*EXERCISE INSTRUCTIONS*:
Repeat every entry exactly. Do not include the pictures.
*** INPUT FOR THIS TASK Section Begins ***
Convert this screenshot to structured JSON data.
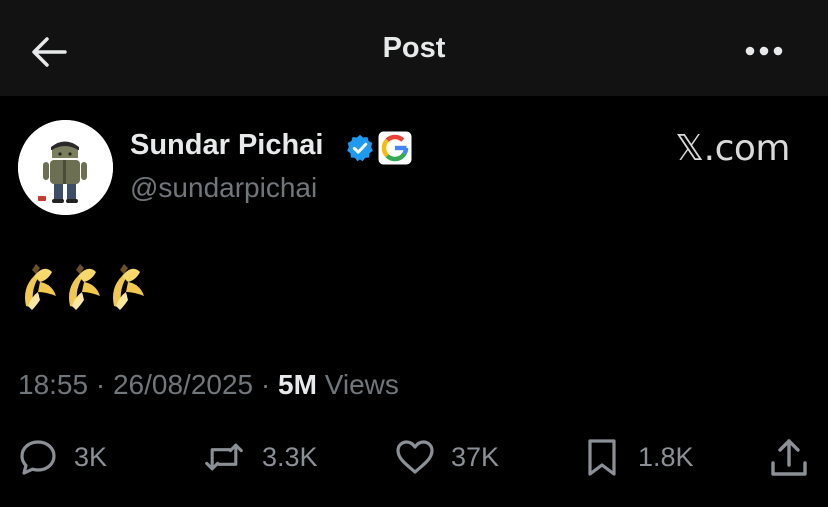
{
  "header": {
    "title": "Post"
  },
  "post": {
    "author_name": "Sundar Pichai",
    "handle": "@sundarpichai",
    "brand": "𝕏.com",
    "content_emojis": [
      "banana",
      "banana",
      "banana"
    ],
    "time": "18:55",
    "separator": "·",
    "date": "26/08/2025",
    "views_count": "5M",
    "views_label": "Views"
  },
  "actions": {
    "replies": "3K",
    "reposts": "3.3K",
    "likes": "37K",
    "bookmarks": "1.8K"
  },
  "colors": {
    "background": "#000000",
    "header_bg": "#121212",
    "text_primary": "#e7e9ea",
    "text_secondary": "#71767b",
    "verified_blue": "#1d9bf0"
  },
  "icons": [
    "arrow-left-icon",
    "more-horizontal-icon",
    "verified-badge-icon",
    "google-logo-icon",
    "reply-icon",
    "repost-icon",
    "like-icon",
    "bookmark-icon",
    "share-icon"
  ]
}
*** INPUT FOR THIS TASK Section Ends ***
*WRITTEN RESPONSE*:
Convert this screenshot to structured JSON data.
{
  "header": {
    "title": "Post"
  },
  "post": {
    "author_name": "Sundar Pichai",
    "handle": "@sundarpichai",
    "brand": "𝕏.com",
    "content_emojis": [
      "banana",
      "banana",
      "banana"
    ],
    "time": "18:55",
    "separator": "·",
    "date": "26/08/2025",
    "views_count": "5M",
    "views_label": "Views"
  },
  "actions": {
    "replies": "3K",
    "reposts": "3.3K",
    "likes": "37K",
    "bookmarks": "1.8K"
  },
  "colors": {
    "background": "#000000",
    "header_bg": "#121212",
    "text_primary": "#e7e9ea",
    "text_secondary": "#71767b",
    "verified_blue": "#1d9bf0"
  },
  "icons": [
    "arrow-left-icon",
    "more-horizontal-icon",
    "verified-badge-icon",
    "google-logo-icon",
    "reply-icon",
    "repost-icon",
    "like-icon",
    "bookmark-icon",
    "share-icon"
  ]
}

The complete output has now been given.